The super pressure balloon carrying SuperBIT after it launched from Wānaka, New Zealand on April 16. Photo: NASA/Bill Rodman.

In contrast to many airborne systems, NASA’s super-pressure balloon technology maintains a stable float altitude without needing to drop ballast. The balloon’s design enables a positive internal pressure and keeps its shape even in changing environmental conditions. Many standard heavy-lift zero-pressure balloons can vary in altitude by as much as 8.5 miles (13.7 kilometers) due to changing air temperatures resulting from the day-night cycle.

SuperBIT’s first engineering flight (2015) at 40 km above the Earth’s surface. Photo by Javerom and licensed under CC BY-SA 4.0.

SuperBIT Specifications and Operation

The Superpressure Balloon Imaging Telescope is a 1.64-foot (0.5-meter) wide-field, diffraction-limited telescope. Its optical sensitivity ranges from the near-infrared (900 nm) wavelength to the near-ultraviolet (300 nm). The team is currently working on designing and securing funding for a larger 1.6-meter telescope.

SuperBIT is the first-ever balloon-born telescope that can capture wide-field images with resolution limited only by the laws of physics.

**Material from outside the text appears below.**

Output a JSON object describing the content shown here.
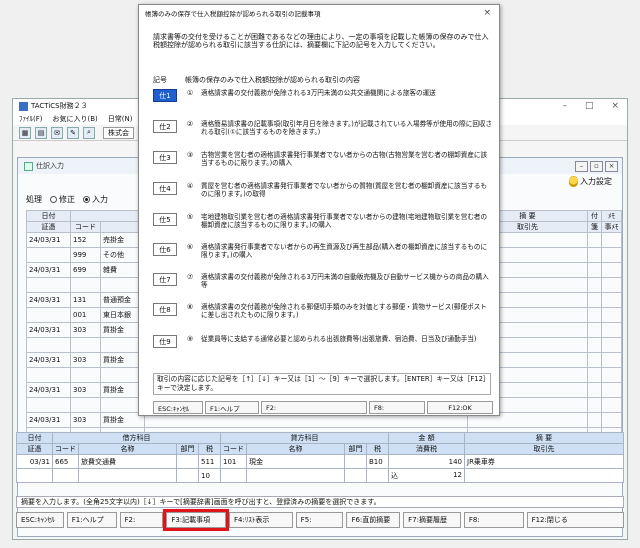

This range is similar to Hubble’s, but SuperBIT offers a broader field of view. SuperBIT’s field of view is 0.5 degrees, whereas Hubble’s is 202-by-202 arcseconds, about 10 times less than SuperBIT’s field of view.

SuperBIT relies upon gravitational lensing measurements of galaxy clusters to infer the presence and quantity of dark matter. While dark matter cannot be directly seen, its effects can be measured by observing how the gravity of massive galaxy clusters, which contain dark matter, bend and distort the light of more-distant galaxies behind an observed cluster.

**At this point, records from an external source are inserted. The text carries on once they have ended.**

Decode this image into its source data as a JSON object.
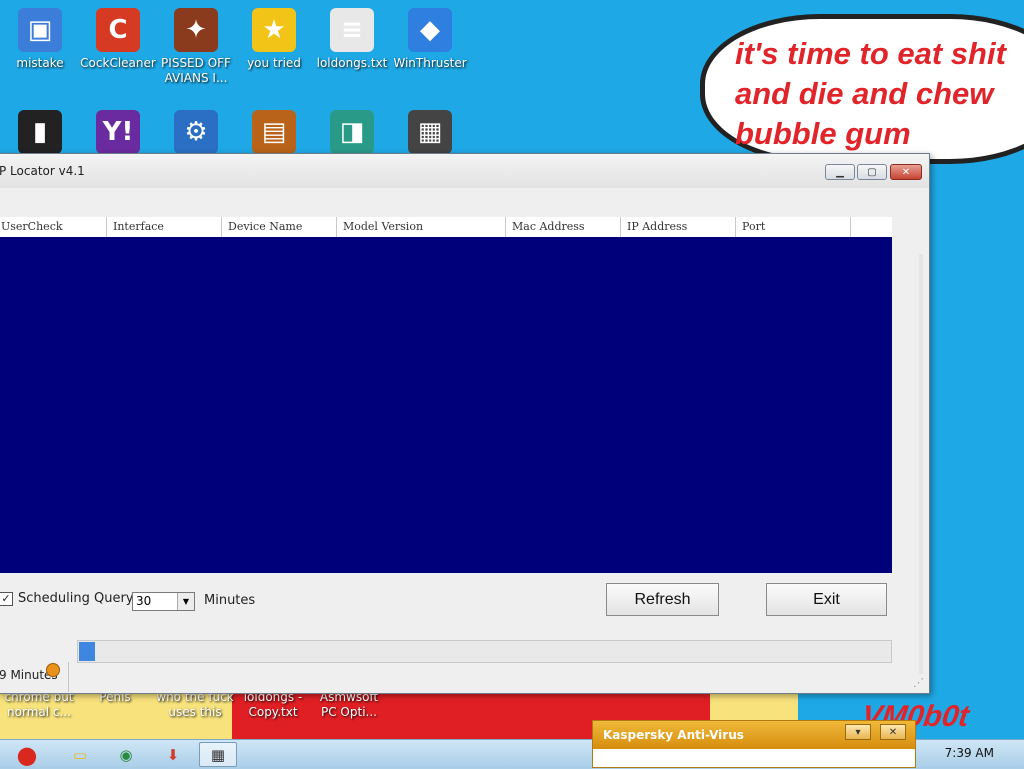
{
  "desktop": {
    "icons_top": [
      {
        "name": "mistake-icon",
        "label": "mistake",
        "glyph": "▣",
        "color": "#3b7dd8"
      },
      {
        "name": "cockcleaner-icon",
        "label": "CockCleaner",
        "glyph": "C",
        "color": "#d63a23"
      },
      {
        "name": "pissed-off-avians-icon",
        "label": "PISSED OFF\nAVIANS I...",
        "glyph": "✦",
        "color": "#8a3b1d"
      },
      {
        "name": "you-tried-icon",
        "label": "you tried",
        "glyph": "★",
        "color": "#f2c417"
      },
      {
        "name": "loldongs-txt-icon",
        "label": "loldongs.txt",
        "glyph": "≡",
        "color": "#e8e8e8"
      },
      {
        "name": "winthruster-icon",
        "label": "WinThruster",
        "glyph": "◆",
        "color": "#2f7fe0"
      }
    ],
    "icons_second_row": [
      {
        "name": "recycle-bin-icon",
        "glyph": "▮",
        "color": "#222"
      },
      {
        "name": "yahoo-messenger-icon",
        "glyph": "Y!",
        "color": "#6b2ba0"
      },
      {
        "name": "control-panel-icon",
        "glyph": "⚙",
        "color": "#2a6fc4"
      },
      {
        "name": "briefcase-icon",
        "glyph": "▤",
        "color": "#b8621a"
      },
      {
        "name": "book-icon",
        "glyph": "◨",
        "color": "#2a9a88"
      },
      {
        "name": "rubiks-cube-icon",
        "glyph": "▦",
        "color": "#444"
      }
    ],
    "bubble_text": "it's time to eat shit\nand die and chew\nbubble gum",
    "strip_labels": [
      {
        "name": "chrome-but-normal-label",
        "text": "chrome but\nnormal c..."
      },
      {
        "name": "penis-label",
        "text": "Penis"
      },
      {
        "name": "who-the-fuck-label",
        "text": "who the fuck\nuses this"
      },
      {
        "name": "loldongs-copy-label",
        "text": "loldongs -\nCopy.txt"
      },
      {
        "name": "asmwsoft-label",
        "text": "Asmwsoft\nPC Opti..."
      }
    ],
    "watermark": "VM0b0t"
  },
  "window": {
    "title": "P Locator v4.1",
    "controls": {
      "minimize": "▁",
      "maximize": "▢",
      "close": "✕"
    },
    "columns": [
      "UserCheck",
      "Interface",
      "Device Name",
      "Model Version",
      "Mac Address",
      "IP Address",
      "Port"
    ],
    "scheduling_label": "Scheduling Query :",
    "scheduling_checked": true,
    "scheduling_value": "30",
    "minutes_label": "Minutes",
    "refresh_label": "Refresh",
    "exit_label": "Exit",
    "progress_fraction": 0.02,
    "status_text": "9 Minutes"
  },
  "taskbar": {
    "items": [
      {
        "name": "angry-birds-start-icon",
        "glyph": "●",
        "color": "#d9281e"
      },
      {
        "name": "file-explorer-icon",
        "glyph": "▭",
        "color": "#e7b92c"
      },
      {
        "name": "chrome-icon",
        "glyph": "◉",
        "color": "#2a8a3c"
      },
      {
        "name": "download-icon",
        "glyph": "⬇",
        "color": "#d23a2a"
      },
      {
        "name": "ip-locator-taskbar-icon",
        "glyph": "▦",
        "color": "#333"
      }
    ],
    "clock": "7:39 AM"
  },
  "kaspersky": {
    "title": "Kaspersky Anti-Virus",
    "dropdown": "▾",
    "close": "✕"
  }
}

SuperBIT will test if dark matter particles can bounce off each other. Various theories suggest dark matter might slow down, spread out, or get chipped off during a collision. If researchers can map dark matter leaving a collision, it will help scientists finally learn what dark matter is.

“It takes the gravity from an entire galaxy to move dark matter and SuperBIT will look at clusters of galaxies that happen to be colliding with each other. Essentially, we’re using the largest particle accelerators in the universe, to smash lumps of dark matter and see where the bits fly,” says Professor Richard Massey of Durham University’s Department of Physics.

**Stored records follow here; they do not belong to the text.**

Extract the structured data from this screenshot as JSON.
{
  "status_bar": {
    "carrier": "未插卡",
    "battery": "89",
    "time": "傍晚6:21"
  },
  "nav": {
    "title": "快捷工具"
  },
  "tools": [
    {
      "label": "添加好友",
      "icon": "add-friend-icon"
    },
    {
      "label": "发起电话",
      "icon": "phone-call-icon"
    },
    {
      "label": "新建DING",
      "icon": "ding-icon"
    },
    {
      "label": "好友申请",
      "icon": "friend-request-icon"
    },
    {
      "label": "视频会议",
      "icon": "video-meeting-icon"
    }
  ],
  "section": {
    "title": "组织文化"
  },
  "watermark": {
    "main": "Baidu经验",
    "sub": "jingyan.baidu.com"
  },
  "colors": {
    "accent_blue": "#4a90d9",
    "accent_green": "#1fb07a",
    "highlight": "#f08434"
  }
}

“If dark matter goes ‘crunch,’ or if bits are chipped off, we could finally start to learn what it’s made of,” Massey continues.

First Research Targets

SuperBIT’s first celestial targets, the Tarantula Nebula and the Antennae galaxies, have been imaged in spectacular detail.

The Tarantula Nebula, as seen by the Super Pressure Balloon Imaging Telescope (SuperBIT). | Credits: NASA/SuperBIT

The Tarantula Nebula is a massive star-forming region of ionized hydrogen gas about 161,000 light-years from Earth. Located in the Large Magellanic Cloud, the swirling clouds of gas and dust surround the region’s young stars.

A popular telescope target, the Tarantula Nebula has also been imaged by Hubble and the James Webb Space Telescope.

The Antennae Galaxies, NGC 4038 and NGC 4039, were the recent target of SuperBIT. | Credits: NASA/SuperBIT

The Antennae galaxies, cataloged as NGC 4038 and NGC 4039, are a pair of large galaxies colliding about 60 million light-years away. Like the Tarantula Nebula, the Antennae galaxies are popular targets for space telescopes. They’ve been imaged by Hubble, the Chandra X-ray Observatory, and the now-retired Spitzer Space Telescope.

SuperBIT Team

SuperBIT is a collaborative project between NASA; Durham University, United Kingdom; the University of Toronto, Canada; and Princeton University in New Jersey. SuperBIT was initially developed at the University of Toronto, with design efforts beginning in 2012. The first engineering test flight occurred in 2015, with additional test flights in 2016 and 2018. Princeton University and Durham University joined the project to assist with engineering improvements and refinements alongside NASA’s Jet Propulsion Laboratory (JPL).

SuperBIT will contribute data and complement the work of the James Webb Space Telescope, the Vera C. Rubin Observatory, and the Nancy Grace Roman Space Telescope.